“I found that I liked expression in modern music,” he continued. “I know there were people who didn’t like modern music, but it just seemed natural to me.”

The genesis of his career in composition came in junior high, when he composed a guitar piece.

He still has the piece and might include it, he added with a smile, in a guitar instruction book he is currently working on. After junior high and guitar came piano and pestering his teachers to help him learn more about composition. He attended Eastman School of Music in Rochester, N.Y., and then studied composition for his graduate degree at the University of Southern California.

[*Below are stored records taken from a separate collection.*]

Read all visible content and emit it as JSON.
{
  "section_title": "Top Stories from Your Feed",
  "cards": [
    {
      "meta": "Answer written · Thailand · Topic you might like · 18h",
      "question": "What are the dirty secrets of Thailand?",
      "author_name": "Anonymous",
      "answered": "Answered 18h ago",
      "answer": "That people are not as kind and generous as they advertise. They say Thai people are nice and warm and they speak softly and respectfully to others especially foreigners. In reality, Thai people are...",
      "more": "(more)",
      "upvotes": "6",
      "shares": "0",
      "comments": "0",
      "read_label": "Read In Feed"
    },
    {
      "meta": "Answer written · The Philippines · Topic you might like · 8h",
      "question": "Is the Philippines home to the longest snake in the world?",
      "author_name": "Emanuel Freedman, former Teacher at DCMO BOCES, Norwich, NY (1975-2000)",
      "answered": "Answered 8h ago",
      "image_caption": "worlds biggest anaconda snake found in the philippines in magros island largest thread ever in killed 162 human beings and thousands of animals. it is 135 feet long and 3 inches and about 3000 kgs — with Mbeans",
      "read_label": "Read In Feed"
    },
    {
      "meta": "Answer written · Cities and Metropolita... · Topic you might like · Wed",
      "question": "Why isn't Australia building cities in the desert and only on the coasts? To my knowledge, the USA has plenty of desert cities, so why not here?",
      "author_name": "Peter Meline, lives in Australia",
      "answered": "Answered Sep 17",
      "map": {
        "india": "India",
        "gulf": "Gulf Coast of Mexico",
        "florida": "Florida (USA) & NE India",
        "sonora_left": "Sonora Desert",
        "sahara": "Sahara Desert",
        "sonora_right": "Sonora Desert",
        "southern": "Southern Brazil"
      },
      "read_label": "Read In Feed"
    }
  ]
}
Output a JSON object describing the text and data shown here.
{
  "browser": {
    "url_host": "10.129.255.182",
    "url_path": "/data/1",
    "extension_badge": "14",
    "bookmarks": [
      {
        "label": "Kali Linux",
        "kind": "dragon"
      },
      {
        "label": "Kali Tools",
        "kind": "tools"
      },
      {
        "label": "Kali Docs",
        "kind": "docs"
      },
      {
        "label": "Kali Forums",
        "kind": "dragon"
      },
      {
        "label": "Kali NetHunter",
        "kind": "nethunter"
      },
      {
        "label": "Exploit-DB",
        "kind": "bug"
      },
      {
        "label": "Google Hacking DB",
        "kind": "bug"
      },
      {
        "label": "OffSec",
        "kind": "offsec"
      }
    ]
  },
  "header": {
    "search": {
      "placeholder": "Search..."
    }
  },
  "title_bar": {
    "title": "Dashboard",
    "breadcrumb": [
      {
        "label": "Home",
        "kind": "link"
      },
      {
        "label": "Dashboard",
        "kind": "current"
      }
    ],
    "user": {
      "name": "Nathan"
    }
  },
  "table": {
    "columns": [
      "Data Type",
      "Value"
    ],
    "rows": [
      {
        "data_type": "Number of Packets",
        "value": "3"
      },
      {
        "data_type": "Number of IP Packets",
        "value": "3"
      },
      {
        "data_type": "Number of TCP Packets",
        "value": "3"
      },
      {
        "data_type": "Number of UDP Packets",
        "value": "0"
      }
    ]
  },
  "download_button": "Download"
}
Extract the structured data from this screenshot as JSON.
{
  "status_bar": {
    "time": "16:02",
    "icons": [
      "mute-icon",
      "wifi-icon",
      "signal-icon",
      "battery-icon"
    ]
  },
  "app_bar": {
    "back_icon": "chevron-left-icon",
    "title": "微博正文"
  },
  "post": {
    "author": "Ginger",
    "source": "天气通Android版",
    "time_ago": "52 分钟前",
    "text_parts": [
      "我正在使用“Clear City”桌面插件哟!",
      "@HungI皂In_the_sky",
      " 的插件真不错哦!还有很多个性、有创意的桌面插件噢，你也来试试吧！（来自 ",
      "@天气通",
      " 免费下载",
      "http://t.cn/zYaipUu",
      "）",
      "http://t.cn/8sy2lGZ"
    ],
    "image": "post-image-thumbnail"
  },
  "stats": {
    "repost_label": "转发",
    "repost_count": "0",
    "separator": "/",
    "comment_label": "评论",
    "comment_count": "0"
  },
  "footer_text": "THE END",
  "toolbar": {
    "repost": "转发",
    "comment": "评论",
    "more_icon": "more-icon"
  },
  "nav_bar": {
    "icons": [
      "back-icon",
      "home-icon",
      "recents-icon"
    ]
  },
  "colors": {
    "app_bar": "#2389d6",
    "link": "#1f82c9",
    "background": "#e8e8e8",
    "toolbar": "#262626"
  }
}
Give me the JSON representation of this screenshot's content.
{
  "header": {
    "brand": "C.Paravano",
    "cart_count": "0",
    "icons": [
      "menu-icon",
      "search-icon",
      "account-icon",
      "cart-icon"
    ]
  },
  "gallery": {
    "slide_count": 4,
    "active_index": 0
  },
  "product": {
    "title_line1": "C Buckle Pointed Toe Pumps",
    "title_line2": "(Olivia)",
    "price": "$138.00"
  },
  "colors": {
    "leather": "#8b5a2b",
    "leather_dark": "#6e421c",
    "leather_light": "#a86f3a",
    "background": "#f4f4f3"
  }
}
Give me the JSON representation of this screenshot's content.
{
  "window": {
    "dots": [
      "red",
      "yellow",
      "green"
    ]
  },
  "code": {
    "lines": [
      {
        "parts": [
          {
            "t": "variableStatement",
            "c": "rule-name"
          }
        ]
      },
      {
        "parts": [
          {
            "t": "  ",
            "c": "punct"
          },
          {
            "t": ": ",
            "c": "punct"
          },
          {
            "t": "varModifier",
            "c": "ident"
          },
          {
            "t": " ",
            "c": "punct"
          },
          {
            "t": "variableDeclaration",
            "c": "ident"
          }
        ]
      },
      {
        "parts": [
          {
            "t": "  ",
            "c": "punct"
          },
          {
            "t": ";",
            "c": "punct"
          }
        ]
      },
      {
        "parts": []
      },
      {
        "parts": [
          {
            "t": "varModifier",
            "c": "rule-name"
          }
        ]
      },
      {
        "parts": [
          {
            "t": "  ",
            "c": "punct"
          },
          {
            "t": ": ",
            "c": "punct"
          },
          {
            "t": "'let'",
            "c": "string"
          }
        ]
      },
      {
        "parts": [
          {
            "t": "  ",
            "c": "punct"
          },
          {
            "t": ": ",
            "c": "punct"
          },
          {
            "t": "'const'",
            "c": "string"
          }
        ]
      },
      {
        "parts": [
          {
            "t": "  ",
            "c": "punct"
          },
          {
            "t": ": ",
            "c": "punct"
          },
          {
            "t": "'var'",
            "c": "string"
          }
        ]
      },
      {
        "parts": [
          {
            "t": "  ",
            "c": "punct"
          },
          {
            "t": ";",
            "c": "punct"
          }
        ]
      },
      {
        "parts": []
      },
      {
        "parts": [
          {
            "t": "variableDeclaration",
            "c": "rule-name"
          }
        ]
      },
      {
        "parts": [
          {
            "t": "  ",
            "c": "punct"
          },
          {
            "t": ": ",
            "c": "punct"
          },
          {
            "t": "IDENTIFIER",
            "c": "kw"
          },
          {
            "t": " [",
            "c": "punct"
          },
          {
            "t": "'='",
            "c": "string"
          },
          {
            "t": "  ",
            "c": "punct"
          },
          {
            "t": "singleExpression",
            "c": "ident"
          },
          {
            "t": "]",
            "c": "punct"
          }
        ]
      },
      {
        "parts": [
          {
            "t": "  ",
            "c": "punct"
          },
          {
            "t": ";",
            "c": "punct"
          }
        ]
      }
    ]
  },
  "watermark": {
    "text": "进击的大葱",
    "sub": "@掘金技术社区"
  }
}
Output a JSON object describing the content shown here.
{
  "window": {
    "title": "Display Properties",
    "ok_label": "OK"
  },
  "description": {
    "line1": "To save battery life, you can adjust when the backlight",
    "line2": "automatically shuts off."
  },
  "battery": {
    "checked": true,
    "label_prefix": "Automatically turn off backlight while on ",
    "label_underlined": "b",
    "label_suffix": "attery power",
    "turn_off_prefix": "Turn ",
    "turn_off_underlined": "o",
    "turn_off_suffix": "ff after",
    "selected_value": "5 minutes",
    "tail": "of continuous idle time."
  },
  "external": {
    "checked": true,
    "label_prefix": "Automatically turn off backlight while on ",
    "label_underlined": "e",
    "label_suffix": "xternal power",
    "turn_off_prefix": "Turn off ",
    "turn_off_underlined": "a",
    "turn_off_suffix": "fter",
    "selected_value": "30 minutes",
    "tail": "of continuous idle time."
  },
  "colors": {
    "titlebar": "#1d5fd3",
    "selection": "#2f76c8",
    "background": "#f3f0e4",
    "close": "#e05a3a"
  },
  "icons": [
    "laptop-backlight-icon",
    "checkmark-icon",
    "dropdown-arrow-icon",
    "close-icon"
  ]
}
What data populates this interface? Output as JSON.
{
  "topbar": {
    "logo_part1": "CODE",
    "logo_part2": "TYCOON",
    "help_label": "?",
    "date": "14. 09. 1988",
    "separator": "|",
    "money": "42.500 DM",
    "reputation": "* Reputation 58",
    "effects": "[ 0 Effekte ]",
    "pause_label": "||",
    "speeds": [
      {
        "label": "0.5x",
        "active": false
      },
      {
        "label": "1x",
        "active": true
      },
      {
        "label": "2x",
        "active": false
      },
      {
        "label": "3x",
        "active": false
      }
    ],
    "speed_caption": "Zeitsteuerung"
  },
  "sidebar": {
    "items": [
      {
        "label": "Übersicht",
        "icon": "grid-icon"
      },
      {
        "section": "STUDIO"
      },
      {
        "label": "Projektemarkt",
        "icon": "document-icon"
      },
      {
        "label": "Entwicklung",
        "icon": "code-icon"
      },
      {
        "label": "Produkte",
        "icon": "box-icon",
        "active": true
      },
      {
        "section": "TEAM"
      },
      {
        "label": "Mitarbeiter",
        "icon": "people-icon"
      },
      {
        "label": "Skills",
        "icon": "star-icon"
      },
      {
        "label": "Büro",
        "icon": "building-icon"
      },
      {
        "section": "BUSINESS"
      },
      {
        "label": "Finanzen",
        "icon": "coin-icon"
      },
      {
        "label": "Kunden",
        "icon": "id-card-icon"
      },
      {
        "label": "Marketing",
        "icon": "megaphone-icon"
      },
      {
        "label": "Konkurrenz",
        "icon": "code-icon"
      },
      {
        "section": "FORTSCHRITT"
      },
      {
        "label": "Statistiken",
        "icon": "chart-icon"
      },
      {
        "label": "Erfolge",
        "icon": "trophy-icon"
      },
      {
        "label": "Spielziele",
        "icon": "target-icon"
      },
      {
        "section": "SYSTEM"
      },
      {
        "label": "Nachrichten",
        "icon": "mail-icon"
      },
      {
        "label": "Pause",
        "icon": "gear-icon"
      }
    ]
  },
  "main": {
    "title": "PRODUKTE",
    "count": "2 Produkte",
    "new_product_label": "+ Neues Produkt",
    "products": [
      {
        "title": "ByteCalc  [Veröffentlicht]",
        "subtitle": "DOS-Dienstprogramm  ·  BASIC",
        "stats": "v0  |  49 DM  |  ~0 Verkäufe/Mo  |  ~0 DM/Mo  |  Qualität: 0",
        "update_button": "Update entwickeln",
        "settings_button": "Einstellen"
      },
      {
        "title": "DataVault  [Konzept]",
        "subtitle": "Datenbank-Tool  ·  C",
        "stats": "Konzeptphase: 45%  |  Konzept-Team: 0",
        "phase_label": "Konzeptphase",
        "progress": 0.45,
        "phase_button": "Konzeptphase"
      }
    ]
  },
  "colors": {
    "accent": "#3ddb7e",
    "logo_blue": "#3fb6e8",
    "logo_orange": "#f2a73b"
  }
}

About 20 years ago, he moved to Washington and continued composing and teaching lessons. He arrived at PLU in 2002 at the invitation of PLU’s chief composer, Greg Youtz.

When he composes a piece, Reid now borrows from Bob Dylan, his classical favorites, other instrumental sounds and from trips to China with fellow composers such as Youtz.

He also likes to compose for odd instruments.

“I did a piece a number of years ago that had all kinds of odd percussion in it … a toy piano, hammers, wood,” he said. And then there was a strange instrument that sounds like a cow mooing.

He collects pieces of a similar ilk.

In his hands this day is an orchestration by George Crumb called “Ancient Voices of Children,” a sprawling work that looks a bit like a Rorschach test of musical notes.

Mezzo-soprano, boy soprano, mandolin, harp, toy piano and Tibetan prayer stones are all called for in this score that fills pages, some of which are 20 inches long. And if one can’t get prayer stones?

Use rocks, Reid laughed.

Reid’s music will be included in a program of chamber music on Feb. 29th at 8 p.m. in Lagerquist Concert Hall. The pieces will include compositions for clarinet, piano and bass, and one piece will premier a harpsichord that Dorothy Reid actually built.

University Communications staff writer Barbara Clements compiled this report. Comments, questions, ideas? Please contact her at ext. 7427 or at Photo by University Photographer Jordan Hartman.